• EXERCISE DATA
···

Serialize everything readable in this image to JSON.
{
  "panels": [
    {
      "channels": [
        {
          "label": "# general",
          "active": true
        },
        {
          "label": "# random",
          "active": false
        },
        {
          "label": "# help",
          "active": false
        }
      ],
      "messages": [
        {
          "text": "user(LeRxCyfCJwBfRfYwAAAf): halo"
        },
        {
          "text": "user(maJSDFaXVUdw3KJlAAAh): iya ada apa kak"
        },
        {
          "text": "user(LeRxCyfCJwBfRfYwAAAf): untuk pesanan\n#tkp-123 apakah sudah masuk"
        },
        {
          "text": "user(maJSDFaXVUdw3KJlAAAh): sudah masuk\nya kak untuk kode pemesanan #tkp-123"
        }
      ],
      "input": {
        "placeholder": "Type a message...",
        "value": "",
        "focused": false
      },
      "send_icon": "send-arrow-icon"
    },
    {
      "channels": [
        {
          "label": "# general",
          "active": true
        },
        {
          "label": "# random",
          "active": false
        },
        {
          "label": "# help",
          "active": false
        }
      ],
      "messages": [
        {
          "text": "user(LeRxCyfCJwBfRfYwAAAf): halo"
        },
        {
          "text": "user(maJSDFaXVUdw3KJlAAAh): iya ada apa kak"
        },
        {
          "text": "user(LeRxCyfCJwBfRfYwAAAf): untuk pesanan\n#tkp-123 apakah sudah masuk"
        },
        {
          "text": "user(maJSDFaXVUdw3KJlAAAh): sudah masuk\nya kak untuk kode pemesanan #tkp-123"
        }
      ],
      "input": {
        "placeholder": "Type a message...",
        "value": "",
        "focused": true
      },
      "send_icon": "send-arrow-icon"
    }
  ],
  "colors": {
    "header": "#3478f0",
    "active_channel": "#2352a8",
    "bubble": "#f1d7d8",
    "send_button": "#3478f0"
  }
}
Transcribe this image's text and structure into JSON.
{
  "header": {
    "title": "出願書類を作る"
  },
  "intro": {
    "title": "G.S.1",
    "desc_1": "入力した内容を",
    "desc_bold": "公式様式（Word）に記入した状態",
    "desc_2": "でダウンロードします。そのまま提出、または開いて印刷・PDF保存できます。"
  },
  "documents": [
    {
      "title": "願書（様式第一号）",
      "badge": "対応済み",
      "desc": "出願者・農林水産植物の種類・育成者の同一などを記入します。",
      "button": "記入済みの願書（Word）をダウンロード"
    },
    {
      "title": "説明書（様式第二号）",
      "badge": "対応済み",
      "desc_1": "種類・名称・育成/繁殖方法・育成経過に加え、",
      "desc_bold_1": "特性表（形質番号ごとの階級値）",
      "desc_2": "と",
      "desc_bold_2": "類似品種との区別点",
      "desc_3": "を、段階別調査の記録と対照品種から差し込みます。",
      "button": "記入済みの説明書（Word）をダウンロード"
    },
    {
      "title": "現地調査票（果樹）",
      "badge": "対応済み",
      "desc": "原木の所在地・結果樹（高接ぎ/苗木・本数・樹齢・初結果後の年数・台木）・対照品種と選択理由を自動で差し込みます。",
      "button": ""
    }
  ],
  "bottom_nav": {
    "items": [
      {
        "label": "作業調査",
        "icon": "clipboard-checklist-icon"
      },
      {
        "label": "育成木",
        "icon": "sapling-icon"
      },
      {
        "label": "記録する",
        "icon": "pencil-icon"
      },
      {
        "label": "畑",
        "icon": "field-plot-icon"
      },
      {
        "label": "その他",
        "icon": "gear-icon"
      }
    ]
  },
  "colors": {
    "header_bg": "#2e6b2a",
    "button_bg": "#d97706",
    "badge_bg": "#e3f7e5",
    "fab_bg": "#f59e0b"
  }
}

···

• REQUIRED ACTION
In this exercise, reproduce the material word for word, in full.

• ANSWER TO THE PROBLEM
Serialize everything readable in this image to JSON.
{
  "panels": [
    {
      "channels": [
        {
          "label": "# general",
          "active": true
        },
        {
          "label": "# random",
          "active": false
        },
        {
          "label": "# help",
          "active": false
        }
      ],
      "messages": [
        {
          "text": "user(LeRxCyfCJwBfRfYwAAAf): halo"
        },
        {
          "text": "user(maJSDFaXVUdw3KJlAAAh): iya ada apa kak"
        },
        {
          "text": "user(LeRxCyfCJwBfRfYwAAAf): untuk pesanan\n#tkp-123 apakah sudah masuk"
        },
        {
          "text": "user(maJSDFaXVUdw3KJlAAAh): sudah masuk\nya kak untuk kode pemesanan #tkp-123"
        }
      ],
      "input": {
        "placeholder": "Type a message...",
        "value": "",
        "focused": false
      },
      "send_icon": "send-arrow-icon"
    },
    {
      "channels": [
        {
          "label": "# general",
          "active": true
        },
        {
          "label": "# random",
          "active": false
        },
        {
          "label": "# help",
          "active": false
        }
      ],
      "messages": [
        {
          "text": "user(LeRxCyfCJwBfRfYwAAAf): halo"
        },
        {
          "text": "user(maJSDFaXVUdw3KJlAAAh): iya ada apa kak"
        },
        {
          "text": "user(LeRxCyfCJwBfRfYwAAAf): untuk pesanan\n#tkp-123 apakah sudah masuk"
        },
        {
          "text": "user(maJSDFaXVUdw3KJlAAAh): sudah masuk\nya kak untuk kode pemesanan #tkp-123"
        }
      ],
      "input": {
        "placeholder": "Type a message...",
        "value": "",
        "focused": true
      },
      "send_icon": "send-arrow-icon"
    }
  ],
  "colors": {
    "header": "#3478f0",
    "active_channel": "#2352a8",
    "bubble": "#f1d7d8",
    "send_button": "#3478f0"
  }
}
Transcribe this image's text and structure into JSON.
{
  "header": {
    "title": "出願書類を作る"
  },
  "intro": {
    "title": "G.S.1",
    "desc_1": "入力した内容を",
    "desc_bold": "公式様式（Word）に記入した状態",
    "desc_2": "でダウンロードします。そのまま提出、または開いて印刷・PDF保存できます。"
  },
  "documents": [
    {
      "title": "願書（様式第一号）",
      "badge": "対応済み",
      "desc": "出願者・農林水産植物の種類・育成者の同一などを記入します。",
      "button": "記入済みの願書（Word）をダウンロード"
    },
    {
      "title": "説明書（様式第二号）",
      "badge": "対応済み",
      "desc_1": "種類・名称・育成/繁殖方法・育成経過に加え、",
      "desc_bold_1": "特性表（形質番号ごとの階級値）",
      "desc_2": "と",
      "desc_bold_2": "類似品種との区別点",
      "desc_3": "を、段階別調査の記録と対照品種から差し込みます。",
      "button": "記入済みの説明書（Word）をダウンロード"
    },
    {
      "title": "現地調査票（果樹）",
      "badge": "対応済み",
      "desc": "原木の所在地・結果樹（高接ぎ/苗木・本数・樹齢・初結果後の年数・台木）・対照品種と選択理由を自動で差し込みます。",
      "button": ""
    }
  ],
  "bottom_nav": {
    "items": [
      {
        "label": "作業調査",
        "icon": "clipboard-checklist-icon"
      },
      {
        "label": "育成木",
        "icon": "sapling-icon"
      },
      {
        "label": "記録する",
        "icon": "pencil-icon"
      },
      {
        "label": "畑",
        "icon": "field-plot-icon"
      },
      {
        "label": "その他",
        "icon": "gear-icon"
      }
    ]
  },
  "colors": {
    "header_bg": "#2e6b2a",
    "button_bg": "#d97706",
    "badge_bg": "#e3f7e5",
    "fab_bg": "#f59e0b"
  }
}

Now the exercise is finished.